* EXERCISE OBJECTIVE:
Within the records below, how many lines hold the string "JSON"? State that number and nothing else.

* DATA RECORDS:
——————

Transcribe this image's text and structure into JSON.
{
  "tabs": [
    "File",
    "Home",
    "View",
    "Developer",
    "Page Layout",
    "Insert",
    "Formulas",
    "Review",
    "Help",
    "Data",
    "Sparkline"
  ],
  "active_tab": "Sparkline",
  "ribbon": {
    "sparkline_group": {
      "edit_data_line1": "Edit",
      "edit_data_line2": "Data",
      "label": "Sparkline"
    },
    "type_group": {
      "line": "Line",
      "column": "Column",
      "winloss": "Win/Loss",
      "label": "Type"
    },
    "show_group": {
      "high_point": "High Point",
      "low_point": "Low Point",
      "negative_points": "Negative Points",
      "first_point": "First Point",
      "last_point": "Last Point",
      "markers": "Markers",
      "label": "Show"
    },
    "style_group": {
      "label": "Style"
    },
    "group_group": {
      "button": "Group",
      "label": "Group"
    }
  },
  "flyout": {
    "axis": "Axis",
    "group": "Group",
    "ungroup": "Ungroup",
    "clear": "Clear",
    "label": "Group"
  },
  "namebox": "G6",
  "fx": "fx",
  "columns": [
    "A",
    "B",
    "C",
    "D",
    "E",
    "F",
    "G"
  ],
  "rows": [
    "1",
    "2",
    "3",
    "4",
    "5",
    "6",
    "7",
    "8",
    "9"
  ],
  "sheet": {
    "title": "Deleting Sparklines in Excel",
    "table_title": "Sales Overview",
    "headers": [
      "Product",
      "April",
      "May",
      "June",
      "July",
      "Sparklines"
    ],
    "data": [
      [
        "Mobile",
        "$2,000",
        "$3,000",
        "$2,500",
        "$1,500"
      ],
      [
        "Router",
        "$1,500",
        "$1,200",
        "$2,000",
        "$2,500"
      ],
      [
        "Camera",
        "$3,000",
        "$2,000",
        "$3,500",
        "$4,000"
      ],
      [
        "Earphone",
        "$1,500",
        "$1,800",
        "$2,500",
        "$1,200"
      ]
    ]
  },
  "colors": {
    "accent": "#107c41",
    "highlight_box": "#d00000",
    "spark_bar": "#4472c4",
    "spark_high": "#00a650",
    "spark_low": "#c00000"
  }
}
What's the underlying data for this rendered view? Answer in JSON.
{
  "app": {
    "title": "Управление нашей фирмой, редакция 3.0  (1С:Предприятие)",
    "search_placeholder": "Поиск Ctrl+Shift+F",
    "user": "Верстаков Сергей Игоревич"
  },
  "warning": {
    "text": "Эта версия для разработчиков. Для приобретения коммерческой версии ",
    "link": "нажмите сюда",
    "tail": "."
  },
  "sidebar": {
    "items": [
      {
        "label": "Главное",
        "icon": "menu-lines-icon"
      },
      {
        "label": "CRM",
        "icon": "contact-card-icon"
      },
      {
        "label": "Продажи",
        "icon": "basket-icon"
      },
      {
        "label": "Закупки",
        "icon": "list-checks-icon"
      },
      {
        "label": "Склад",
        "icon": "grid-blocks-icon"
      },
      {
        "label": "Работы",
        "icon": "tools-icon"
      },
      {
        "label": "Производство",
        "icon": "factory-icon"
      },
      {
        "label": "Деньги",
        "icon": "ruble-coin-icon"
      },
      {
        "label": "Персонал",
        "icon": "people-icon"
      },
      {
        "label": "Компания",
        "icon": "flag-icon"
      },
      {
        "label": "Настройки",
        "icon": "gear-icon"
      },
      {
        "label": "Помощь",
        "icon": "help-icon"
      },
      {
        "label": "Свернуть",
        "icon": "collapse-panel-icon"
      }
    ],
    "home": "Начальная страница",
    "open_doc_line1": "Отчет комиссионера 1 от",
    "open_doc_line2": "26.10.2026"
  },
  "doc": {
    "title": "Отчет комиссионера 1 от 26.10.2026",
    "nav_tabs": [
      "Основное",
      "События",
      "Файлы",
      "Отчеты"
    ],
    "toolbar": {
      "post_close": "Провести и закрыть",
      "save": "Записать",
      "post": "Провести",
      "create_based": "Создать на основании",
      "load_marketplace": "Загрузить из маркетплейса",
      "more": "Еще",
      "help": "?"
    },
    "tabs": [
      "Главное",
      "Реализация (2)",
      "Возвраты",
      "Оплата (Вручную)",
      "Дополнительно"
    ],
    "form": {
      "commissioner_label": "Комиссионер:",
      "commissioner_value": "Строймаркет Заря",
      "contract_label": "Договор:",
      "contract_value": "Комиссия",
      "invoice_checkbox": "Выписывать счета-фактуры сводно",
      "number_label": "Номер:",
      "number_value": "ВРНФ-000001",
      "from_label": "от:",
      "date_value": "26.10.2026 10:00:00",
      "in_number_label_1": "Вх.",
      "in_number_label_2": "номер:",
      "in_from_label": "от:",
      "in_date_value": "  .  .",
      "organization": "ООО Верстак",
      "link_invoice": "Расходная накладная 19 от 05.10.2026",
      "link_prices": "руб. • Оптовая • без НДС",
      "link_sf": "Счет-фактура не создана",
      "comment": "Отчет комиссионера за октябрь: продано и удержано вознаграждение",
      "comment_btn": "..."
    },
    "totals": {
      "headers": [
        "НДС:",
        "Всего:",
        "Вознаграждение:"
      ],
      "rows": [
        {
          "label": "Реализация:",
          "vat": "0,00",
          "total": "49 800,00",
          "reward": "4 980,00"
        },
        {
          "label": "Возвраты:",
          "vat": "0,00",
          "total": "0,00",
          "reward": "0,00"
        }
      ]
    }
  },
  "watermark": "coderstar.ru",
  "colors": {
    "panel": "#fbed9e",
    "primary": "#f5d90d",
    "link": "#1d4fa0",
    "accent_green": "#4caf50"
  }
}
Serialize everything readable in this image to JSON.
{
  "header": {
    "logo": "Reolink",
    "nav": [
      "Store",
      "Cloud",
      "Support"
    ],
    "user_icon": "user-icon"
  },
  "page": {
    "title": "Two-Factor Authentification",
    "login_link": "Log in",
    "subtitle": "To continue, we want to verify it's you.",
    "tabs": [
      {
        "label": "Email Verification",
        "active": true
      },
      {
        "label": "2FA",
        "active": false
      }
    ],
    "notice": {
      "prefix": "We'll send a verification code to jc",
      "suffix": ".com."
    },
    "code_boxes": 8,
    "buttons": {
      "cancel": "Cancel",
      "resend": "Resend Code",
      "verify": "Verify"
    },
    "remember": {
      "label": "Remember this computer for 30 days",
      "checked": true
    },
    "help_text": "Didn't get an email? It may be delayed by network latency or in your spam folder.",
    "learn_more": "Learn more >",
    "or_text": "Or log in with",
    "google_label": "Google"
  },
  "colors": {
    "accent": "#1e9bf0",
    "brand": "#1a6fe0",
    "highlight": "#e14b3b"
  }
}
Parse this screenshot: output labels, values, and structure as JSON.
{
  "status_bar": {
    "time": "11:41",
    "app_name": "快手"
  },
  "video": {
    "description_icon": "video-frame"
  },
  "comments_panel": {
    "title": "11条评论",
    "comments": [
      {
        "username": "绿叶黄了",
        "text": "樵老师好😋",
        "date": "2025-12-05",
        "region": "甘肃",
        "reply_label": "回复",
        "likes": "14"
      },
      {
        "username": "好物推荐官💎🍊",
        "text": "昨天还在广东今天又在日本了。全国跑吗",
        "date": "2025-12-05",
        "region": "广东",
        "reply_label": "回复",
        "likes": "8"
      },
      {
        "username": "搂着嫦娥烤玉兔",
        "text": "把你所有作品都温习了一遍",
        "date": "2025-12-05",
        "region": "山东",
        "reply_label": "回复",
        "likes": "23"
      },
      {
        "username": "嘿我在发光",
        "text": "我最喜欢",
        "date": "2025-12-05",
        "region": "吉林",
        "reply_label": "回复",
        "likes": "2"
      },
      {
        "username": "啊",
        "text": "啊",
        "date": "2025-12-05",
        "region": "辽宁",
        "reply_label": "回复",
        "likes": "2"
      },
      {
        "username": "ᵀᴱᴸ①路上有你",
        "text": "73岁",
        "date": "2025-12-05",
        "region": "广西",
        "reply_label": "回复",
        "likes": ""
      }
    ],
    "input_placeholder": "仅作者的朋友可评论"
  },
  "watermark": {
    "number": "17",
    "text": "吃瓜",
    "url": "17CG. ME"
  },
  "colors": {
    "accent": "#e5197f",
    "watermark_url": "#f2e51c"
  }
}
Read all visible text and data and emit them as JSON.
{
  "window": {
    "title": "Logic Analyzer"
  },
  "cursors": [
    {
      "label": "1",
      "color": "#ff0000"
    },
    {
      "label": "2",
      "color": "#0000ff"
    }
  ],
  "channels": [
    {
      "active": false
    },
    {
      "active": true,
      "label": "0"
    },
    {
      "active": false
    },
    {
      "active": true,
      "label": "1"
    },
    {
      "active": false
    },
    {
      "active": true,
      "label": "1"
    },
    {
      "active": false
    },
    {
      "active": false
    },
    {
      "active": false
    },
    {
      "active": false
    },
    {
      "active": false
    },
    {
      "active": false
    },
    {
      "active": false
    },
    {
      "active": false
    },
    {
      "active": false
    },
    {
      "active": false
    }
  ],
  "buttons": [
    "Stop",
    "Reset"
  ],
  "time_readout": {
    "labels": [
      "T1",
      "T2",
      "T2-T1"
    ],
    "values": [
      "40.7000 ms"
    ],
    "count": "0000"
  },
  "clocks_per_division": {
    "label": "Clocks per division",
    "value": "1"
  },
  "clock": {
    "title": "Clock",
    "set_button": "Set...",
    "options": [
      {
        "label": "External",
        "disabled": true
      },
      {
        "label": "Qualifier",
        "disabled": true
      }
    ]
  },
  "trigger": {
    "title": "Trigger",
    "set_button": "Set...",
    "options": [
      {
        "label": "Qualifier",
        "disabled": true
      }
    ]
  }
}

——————

* RESPONSE AREA:
5